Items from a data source
*** Begin section ***
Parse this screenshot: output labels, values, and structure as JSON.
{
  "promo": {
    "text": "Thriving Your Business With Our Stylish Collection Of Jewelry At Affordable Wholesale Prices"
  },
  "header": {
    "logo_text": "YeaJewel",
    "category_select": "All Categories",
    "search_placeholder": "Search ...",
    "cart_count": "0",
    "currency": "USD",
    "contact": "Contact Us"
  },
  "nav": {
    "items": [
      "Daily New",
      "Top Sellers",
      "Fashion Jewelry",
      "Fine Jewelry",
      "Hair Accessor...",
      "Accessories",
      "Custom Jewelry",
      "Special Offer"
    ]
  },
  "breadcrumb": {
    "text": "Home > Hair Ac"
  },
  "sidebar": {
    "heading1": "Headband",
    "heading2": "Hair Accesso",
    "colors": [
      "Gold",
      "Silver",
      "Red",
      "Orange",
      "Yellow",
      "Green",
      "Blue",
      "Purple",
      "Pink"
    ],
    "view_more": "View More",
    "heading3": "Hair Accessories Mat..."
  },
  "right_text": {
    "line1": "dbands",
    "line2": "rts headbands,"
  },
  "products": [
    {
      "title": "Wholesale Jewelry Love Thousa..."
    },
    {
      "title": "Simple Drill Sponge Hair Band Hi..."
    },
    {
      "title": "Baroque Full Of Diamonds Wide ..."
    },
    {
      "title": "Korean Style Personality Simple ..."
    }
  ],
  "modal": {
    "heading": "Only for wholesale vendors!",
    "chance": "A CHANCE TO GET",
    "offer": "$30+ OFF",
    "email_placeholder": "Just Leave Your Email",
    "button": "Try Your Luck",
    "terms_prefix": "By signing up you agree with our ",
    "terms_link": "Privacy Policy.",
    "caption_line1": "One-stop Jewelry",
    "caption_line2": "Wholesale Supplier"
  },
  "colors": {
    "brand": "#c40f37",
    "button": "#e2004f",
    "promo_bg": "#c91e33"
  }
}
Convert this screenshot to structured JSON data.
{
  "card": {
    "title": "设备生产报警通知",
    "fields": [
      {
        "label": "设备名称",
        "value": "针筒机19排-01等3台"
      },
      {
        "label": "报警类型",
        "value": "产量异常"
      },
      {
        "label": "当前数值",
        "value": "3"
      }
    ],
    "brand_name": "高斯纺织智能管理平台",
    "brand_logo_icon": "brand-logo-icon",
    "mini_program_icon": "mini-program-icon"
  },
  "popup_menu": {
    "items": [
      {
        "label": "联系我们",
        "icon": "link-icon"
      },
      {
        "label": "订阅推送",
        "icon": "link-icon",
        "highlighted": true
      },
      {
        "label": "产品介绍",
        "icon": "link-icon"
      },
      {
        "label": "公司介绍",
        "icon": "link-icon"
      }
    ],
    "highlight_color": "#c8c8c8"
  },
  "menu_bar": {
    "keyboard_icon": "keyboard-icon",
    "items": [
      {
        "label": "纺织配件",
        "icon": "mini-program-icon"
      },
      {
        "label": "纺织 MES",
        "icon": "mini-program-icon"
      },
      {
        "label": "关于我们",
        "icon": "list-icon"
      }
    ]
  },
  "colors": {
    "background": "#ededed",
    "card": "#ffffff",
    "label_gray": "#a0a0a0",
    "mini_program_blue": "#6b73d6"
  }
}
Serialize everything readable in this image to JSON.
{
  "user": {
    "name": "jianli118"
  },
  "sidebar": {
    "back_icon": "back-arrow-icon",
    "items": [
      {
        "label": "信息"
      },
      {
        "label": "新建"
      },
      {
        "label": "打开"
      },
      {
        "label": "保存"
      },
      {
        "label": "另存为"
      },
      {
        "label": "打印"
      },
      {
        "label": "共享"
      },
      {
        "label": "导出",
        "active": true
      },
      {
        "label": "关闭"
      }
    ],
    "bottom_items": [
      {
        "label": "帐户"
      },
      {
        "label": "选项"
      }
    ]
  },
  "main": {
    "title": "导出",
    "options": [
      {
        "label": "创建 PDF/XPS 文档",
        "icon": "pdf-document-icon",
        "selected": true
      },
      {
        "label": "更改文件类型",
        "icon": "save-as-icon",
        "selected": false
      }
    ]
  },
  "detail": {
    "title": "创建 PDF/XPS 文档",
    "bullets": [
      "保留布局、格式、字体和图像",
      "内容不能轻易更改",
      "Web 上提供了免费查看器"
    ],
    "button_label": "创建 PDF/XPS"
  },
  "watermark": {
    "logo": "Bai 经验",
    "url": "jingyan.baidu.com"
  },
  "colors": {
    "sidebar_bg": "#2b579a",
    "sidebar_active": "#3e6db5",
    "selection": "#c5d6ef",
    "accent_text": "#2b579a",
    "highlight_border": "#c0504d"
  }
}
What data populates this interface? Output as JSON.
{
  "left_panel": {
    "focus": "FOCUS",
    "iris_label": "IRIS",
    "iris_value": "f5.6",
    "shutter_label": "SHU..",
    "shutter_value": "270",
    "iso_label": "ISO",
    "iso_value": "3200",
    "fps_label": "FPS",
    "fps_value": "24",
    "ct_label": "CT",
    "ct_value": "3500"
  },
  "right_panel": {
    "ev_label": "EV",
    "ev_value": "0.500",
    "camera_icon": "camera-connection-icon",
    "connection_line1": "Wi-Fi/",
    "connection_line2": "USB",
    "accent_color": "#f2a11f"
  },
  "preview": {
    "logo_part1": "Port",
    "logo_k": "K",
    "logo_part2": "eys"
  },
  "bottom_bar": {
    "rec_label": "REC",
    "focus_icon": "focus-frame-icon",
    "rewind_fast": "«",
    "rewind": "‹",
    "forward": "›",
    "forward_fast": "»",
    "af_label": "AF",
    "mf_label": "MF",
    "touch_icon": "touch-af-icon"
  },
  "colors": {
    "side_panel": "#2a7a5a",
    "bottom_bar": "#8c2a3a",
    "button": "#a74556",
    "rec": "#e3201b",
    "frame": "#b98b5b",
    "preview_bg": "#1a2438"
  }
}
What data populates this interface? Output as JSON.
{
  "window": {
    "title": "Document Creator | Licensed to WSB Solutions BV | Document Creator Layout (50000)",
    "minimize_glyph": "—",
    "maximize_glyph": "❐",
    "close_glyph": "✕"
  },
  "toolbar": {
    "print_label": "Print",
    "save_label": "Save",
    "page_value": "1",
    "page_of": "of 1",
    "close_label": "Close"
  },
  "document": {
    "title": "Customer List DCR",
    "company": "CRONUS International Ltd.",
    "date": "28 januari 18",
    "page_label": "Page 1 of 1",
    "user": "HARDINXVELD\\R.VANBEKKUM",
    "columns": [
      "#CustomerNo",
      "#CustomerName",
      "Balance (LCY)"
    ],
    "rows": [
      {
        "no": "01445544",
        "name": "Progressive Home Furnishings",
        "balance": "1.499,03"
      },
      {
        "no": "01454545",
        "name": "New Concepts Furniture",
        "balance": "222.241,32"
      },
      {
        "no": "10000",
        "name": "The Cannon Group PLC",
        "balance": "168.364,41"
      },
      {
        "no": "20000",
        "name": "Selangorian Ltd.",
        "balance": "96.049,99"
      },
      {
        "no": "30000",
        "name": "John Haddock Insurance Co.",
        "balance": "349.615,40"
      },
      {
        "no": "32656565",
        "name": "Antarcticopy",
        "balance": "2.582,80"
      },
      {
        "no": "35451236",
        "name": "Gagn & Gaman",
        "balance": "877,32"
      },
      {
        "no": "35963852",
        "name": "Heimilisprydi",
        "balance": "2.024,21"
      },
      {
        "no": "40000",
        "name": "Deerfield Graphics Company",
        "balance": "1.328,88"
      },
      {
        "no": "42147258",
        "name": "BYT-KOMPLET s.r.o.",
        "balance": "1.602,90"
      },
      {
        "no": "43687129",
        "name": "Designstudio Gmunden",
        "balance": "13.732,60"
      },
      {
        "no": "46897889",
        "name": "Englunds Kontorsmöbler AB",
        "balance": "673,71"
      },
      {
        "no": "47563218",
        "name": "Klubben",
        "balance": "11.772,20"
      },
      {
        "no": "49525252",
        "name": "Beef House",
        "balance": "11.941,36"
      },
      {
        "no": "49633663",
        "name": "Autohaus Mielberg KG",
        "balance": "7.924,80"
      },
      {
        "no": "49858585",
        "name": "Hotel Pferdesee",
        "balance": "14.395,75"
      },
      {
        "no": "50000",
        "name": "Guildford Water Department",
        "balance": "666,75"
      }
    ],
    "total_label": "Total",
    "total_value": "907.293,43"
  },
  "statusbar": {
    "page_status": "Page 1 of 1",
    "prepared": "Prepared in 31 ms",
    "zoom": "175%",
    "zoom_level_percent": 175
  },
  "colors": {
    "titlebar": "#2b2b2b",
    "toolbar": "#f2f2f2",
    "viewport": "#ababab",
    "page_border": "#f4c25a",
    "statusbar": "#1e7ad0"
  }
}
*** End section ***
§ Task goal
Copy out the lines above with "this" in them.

§ The completed task
Parse this screenshot: output labels, values, and structure as JSON.
Convert this screenshot to structured JSON data.
Serialize everything readable in this image to JSON.
What data populates this interface? Output as JSON.
What data populates this interface? Output as JSON.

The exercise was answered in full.